One of the sharpest arguments in favor of immigration restriction was made, I believe, by Peter Brimelow in his book Alien Nation. My recollection is that it was more an aside in the introduction than a developed argument, (which if correct would be a shame), but the essence of it was the multiculturalism would inhibit and eventually render impossible a fully free society.I believe he's thinking of this passage:
We’ve seen plenty of evidence of Europe’s myriad difficulties reconciling multiculturalism and freedom of speech– from the vociferous reaction to publication of Salman Rushdie’s The Satanic Verses, to the Danish cartoon controversy, with many stops along along the way and more surely to come. I had assumed that America, with its vigorous First Amendment culture, would be much more resistant to the temptation to restrain speech.
"Immigrants do the dirty jobs no one else will touch." Americans are told, equally incessantly. I don't agree with this economic analysis either. But in this book, I act as if it were true. In discussing the many aspects of immigration policy, I inevitably touch on some issues of race and ethnicity that in American debate nowadays are usually taboo.Scott goes on to criticize the Daily News's Dolores Frida, [Send her mail] who, as Peter Brimelow noted below, doesn't believe in free speech for Marcus Epstein and VDARE.com, asking, finally "So, a question for Ms. Frida: what alterations in the US Constitution does she recommend as the “fair, safe, middle ground” to deal with such threats as Marcus Epstein?"
Taboos, however, are not just a matter of cowardice and mendacity.
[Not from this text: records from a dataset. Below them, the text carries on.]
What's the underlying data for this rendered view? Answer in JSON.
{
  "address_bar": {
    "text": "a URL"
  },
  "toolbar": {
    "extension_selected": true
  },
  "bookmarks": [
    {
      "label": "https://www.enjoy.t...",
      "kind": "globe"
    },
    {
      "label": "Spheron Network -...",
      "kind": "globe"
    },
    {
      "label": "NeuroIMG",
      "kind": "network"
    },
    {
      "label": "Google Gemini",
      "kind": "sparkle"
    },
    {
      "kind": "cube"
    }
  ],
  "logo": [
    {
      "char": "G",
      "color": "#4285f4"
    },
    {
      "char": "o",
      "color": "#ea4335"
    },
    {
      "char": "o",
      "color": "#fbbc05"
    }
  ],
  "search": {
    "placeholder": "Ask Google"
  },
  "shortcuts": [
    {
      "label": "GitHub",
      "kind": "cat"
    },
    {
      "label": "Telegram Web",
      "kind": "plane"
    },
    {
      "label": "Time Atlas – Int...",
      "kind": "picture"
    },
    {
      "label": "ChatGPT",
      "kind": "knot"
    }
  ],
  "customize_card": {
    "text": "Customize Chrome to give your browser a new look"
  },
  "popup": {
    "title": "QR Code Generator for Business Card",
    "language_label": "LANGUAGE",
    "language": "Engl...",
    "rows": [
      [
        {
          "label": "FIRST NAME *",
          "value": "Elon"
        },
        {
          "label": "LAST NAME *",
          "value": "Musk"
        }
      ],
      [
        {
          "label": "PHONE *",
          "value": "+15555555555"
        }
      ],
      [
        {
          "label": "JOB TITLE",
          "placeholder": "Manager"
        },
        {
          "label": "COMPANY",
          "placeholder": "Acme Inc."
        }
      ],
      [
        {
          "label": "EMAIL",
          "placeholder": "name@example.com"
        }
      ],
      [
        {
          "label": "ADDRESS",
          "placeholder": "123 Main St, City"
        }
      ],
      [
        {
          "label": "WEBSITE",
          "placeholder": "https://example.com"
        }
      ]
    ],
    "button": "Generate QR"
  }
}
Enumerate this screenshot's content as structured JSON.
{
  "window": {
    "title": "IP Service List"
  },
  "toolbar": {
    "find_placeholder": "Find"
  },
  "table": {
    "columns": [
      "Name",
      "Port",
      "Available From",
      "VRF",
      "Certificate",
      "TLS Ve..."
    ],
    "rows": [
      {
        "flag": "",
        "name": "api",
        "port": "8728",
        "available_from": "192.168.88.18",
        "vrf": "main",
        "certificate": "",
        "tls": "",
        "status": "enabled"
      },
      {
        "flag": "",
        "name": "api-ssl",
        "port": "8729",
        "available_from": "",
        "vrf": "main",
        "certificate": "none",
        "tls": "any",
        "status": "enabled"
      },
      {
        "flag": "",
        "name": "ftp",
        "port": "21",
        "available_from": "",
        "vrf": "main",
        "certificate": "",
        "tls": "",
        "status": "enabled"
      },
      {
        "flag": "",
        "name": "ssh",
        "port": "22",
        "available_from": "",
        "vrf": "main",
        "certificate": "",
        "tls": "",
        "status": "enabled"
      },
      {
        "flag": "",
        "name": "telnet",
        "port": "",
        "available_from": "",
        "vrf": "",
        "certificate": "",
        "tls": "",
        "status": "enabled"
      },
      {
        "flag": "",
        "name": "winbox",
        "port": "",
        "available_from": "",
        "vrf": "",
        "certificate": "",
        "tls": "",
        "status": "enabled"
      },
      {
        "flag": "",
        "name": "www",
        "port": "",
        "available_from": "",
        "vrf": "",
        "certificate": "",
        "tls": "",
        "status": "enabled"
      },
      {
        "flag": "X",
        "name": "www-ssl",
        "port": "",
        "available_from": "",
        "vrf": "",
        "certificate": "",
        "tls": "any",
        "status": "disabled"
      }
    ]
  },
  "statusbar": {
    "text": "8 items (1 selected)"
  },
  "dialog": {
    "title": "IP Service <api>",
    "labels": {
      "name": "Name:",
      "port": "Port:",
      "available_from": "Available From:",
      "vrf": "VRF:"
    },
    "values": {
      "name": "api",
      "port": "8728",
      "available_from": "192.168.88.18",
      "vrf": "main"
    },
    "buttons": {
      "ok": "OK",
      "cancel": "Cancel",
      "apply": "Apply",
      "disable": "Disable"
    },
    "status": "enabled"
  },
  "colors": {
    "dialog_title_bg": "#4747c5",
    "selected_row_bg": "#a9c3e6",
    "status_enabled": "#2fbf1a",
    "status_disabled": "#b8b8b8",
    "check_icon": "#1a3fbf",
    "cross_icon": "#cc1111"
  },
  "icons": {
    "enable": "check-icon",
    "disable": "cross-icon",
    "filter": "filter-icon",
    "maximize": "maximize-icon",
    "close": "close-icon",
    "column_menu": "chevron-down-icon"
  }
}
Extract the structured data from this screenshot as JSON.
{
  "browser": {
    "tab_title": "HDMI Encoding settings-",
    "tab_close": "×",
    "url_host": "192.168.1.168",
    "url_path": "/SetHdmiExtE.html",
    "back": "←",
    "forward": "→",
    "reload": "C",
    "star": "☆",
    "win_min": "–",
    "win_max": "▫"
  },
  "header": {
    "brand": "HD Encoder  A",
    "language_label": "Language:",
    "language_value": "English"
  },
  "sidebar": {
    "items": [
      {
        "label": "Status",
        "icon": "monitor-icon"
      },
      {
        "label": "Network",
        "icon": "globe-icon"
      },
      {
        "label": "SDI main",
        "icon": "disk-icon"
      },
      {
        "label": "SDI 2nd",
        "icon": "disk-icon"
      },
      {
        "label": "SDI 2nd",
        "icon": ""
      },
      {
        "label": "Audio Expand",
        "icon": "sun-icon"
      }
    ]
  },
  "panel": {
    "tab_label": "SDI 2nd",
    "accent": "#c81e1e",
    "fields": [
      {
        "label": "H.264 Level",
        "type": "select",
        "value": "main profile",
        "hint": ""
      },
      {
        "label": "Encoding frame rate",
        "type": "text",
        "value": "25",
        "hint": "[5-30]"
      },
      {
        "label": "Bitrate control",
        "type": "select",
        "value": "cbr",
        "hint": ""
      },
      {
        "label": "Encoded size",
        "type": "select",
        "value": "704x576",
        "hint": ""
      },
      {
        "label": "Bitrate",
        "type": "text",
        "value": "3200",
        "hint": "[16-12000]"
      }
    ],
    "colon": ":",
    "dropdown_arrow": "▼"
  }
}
They also reflect a sincere human reluctance to give offense (which is why they tend to become rampant in diverse societies).[Emphasis added][Alien Nation, 1995, p. xvii (PDF)]